VIII "Negation and Consumption within Culture" Debord ties the historical revolutionary perspective to the dissolution of culture as "division of intellectual labor and intellectual labor of division." "Culture is the locus of the search for lost unity. In this search for unity, culture as a separate sphere is obliged to negate itself." Debord used the material from this chapter in his film version of Society of the Spectacle -- both in front of, and behind the camera.

IX "Ideology Materialized" Here Debord argues that it is ideology that is at the base of class society. And here, the spectacle, is ideology. "Self-emancipation" is to be achieved by moving beyond the "material bases of inverted truth." He ends with an appeal to bringing all power to councils, to what has been called elsewhere "the theory of practice and the practice of theory," and the notion of "dialogue armed."

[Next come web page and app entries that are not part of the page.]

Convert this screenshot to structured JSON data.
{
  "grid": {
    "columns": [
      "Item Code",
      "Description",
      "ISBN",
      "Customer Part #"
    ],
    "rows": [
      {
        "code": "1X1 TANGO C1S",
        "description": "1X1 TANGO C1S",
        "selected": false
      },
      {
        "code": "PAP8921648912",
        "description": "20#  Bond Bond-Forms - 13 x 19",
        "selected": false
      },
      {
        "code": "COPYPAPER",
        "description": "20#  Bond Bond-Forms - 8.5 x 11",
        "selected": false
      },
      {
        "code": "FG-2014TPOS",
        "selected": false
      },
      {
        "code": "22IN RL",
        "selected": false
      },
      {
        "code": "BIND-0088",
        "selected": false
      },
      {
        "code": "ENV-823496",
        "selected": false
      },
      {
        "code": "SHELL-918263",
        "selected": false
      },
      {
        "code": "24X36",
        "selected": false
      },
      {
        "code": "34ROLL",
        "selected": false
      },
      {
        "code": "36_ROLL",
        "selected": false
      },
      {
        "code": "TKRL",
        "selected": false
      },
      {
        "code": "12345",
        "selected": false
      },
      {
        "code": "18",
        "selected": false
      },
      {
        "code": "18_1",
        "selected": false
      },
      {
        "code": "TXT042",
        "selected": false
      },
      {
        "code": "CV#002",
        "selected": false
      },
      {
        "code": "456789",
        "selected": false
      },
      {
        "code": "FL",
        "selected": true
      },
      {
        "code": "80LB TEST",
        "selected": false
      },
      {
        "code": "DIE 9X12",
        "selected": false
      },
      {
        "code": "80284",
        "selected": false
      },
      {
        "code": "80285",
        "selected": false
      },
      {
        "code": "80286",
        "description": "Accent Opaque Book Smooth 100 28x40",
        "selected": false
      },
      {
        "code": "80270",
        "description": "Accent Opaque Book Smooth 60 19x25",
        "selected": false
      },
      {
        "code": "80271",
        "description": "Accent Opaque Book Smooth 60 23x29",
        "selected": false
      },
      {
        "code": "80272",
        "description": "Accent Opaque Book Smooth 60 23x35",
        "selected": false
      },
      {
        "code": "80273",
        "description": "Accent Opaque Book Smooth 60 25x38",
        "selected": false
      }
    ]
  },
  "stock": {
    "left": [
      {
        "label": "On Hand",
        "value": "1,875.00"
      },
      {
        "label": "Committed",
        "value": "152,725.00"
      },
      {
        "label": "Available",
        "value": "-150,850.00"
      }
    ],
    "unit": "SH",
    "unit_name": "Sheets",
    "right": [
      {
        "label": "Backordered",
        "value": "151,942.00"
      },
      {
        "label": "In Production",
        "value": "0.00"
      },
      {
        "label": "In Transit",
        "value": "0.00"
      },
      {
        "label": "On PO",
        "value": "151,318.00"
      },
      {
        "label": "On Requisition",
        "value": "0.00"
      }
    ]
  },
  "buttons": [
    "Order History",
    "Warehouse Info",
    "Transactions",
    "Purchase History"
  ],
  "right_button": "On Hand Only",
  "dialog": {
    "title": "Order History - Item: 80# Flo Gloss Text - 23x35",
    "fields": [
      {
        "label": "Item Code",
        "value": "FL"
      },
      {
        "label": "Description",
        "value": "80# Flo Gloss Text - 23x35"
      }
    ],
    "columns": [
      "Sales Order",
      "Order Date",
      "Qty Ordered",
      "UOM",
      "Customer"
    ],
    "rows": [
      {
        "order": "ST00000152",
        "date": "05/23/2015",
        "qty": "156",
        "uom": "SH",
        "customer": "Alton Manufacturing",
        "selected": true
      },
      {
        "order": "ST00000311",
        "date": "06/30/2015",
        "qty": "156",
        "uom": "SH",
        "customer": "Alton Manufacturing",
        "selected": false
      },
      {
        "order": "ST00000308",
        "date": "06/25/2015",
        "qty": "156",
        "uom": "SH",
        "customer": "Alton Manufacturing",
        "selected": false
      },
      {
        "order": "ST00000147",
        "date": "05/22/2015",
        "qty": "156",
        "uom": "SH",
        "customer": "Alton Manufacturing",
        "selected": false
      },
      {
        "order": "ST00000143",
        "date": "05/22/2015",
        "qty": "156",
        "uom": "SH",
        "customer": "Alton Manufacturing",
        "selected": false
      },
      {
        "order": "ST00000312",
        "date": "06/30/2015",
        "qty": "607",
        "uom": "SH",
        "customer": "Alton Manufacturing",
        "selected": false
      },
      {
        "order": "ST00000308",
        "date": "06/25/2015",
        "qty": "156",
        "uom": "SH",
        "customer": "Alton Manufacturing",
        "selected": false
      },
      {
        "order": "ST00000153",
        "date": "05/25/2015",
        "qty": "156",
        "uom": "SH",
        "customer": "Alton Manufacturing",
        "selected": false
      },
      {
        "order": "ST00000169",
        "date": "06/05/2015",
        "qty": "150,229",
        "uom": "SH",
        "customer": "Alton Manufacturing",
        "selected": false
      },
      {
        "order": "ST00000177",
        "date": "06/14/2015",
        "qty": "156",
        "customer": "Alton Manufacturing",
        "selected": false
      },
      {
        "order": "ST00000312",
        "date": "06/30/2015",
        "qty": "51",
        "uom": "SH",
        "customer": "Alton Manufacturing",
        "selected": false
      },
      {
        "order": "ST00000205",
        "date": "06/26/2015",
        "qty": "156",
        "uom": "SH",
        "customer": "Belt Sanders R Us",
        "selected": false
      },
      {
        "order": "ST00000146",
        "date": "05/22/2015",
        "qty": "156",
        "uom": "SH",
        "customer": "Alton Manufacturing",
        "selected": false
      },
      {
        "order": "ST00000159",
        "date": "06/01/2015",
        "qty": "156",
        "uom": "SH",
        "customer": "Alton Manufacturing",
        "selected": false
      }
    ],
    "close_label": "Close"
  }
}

7. Volosinov worked with Bakhtinian ideas in a dialectical, method -- either he was more Marxist than the master or he did it to squeak by the censors. See Eagleton's Ideology for current theory on the ideology of language.

8. Debord and Sanguinetti, The Real split in the International.

9. Kristeva, Revolution in Poetic Language.

10. Stam, Subversive Pleasure.

11. Gane, Baudrillard Live p.181 and Fatal Strategies, p. 65.

12. Serge de Beketch Minute, March 17, 1984 -- reprinted in Gerard Lebovici/Tout sur le Personnage.

13. See both Comments and the "Preface" -- Sanguinetti's On Terrorism and the State develops these ideas in complete detail.

14. Cited in Marcus' Lipstick Traces p. 396.

Len Bracken is the author of numerous books including, The East is Black, Freeplay, and Ritual Intoxication, all published by Backbone Press, Arlington, Virginia.